City Councilman Bob Frutos was appointed this week by his fellow members to serve as Burbank’s mayor for the next year, with Jess Talamantes to hold the position of vice mayor. Frutos, who was Burbank’s mayor from 2015-2016 and has been a council member since 2013, was quickly appointed by his peers — who include newcomers Konstantine Anthony and Nick Schultz — during the council’s annual reorganization meeting on Monday. Frutos was nominated for mayor by Talamantes, who was in turn nominated for the vice mayor position by Anthony. Frutos, a former Los Angeles police officer and Burbank police commissioner, has served for the past year as vice mayor. Former Mayor Sharon Springer, whom he replaced, remains a City Council member. “I know the road ahead of us will be the most difficult in modern history to serve on any council,” Frutos said Monday. “Like so many other cities across our nation, we’re just beginning to see the economic devastation of a sort that we really haven’t seen since the Great Depression. … Our top priority will be maintaining the fiscal health of our city and to continue to work on the economic recovery of our city.”
The Burbank Human Relations Council is asking community members to drop off poster board art to be displayed at an upcoming exhibition as part of “United Against Hate” week. Anyone in Burbank can submit an art piece, which must be made on standard poster board that is no larger than 28 inches by 20 inches. Pieces are being accepted today, Nov. 28, between 9 a.m. and noon at the Geo Gallery at 1545 Victory Blvd. Contributors can schedule other drop-offs by texting or calling (818) 860-2472. The BHRC will then display the pieces, representing the theme “Stand Together Against Hate,” from Monday, Nov. 30-Friday, Dec. 11 at Geo. Only two viewers will be allowed at a time because of restrictions related to COVID-19, but the pieces will also be viewable on the BHRC website and Facebook page.
In the east wing of Burbank City Hall, just off the rotunda, you’ll find a portrait gallery. The gallery isn’t exactly a big draw for tourists visiting Southern California. In fact, it’s probably fair to assume that most Burbankers don’t even know it exists. If you are ever in City Hall, you may want to check out the gallery, which will give you a gander at the official portraits of the 62 men and women who have served as the city’s mayor.
After weeks of pressure from some residents — and a bit of backlash from others — the Burbank City Council directed municipal staff members to create a fine enforcing face covering guidelines. The staff still needs to draft an order that the city manager will give, but it will be shaped according to directions the council gave on Tuesday. Notably, the order will not be administered by the Burbank Police Department, something the agency strongly opposed when the matter was raised at previous meetings.

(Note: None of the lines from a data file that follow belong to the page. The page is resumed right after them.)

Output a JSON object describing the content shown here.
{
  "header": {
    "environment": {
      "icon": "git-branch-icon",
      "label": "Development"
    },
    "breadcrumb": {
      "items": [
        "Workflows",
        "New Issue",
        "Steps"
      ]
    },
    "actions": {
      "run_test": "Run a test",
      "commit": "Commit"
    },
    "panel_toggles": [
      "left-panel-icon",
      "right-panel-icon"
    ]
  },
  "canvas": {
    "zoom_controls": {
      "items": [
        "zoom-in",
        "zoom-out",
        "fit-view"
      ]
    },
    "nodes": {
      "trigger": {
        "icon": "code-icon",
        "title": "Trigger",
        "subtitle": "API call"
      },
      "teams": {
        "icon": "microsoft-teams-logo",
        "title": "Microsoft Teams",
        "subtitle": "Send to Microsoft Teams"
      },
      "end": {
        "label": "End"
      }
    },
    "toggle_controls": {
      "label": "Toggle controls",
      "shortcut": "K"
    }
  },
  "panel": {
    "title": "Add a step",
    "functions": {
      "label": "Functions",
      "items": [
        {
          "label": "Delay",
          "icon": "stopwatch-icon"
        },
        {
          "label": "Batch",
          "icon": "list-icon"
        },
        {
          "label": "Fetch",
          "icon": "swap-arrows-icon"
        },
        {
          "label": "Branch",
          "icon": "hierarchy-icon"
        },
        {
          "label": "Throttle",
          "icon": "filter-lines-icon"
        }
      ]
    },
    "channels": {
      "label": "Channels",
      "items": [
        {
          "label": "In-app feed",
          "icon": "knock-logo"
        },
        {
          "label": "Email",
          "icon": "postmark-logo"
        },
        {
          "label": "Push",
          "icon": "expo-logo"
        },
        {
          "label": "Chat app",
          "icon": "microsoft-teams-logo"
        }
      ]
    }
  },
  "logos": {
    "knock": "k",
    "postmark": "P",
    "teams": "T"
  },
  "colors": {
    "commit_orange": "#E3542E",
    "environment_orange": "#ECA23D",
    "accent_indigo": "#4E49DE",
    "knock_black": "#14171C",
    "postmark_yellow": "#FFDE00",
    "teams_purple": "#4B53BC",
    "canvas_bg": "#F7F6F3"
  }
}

There will be eight Burbank residents running for two open City Council seats in November, with three people looking to nab the position of city treasurer. Local voters will cast their ballots on Nov. 3, with the newly elected council members holding their seats for four years and the treasurer holding his or her seat for two years to finish the unexpired term of former City Treasurer Debbie Kukta. Each candidate submitted a statement to The Leader for publication, explaining why he or she should be elected to a city position.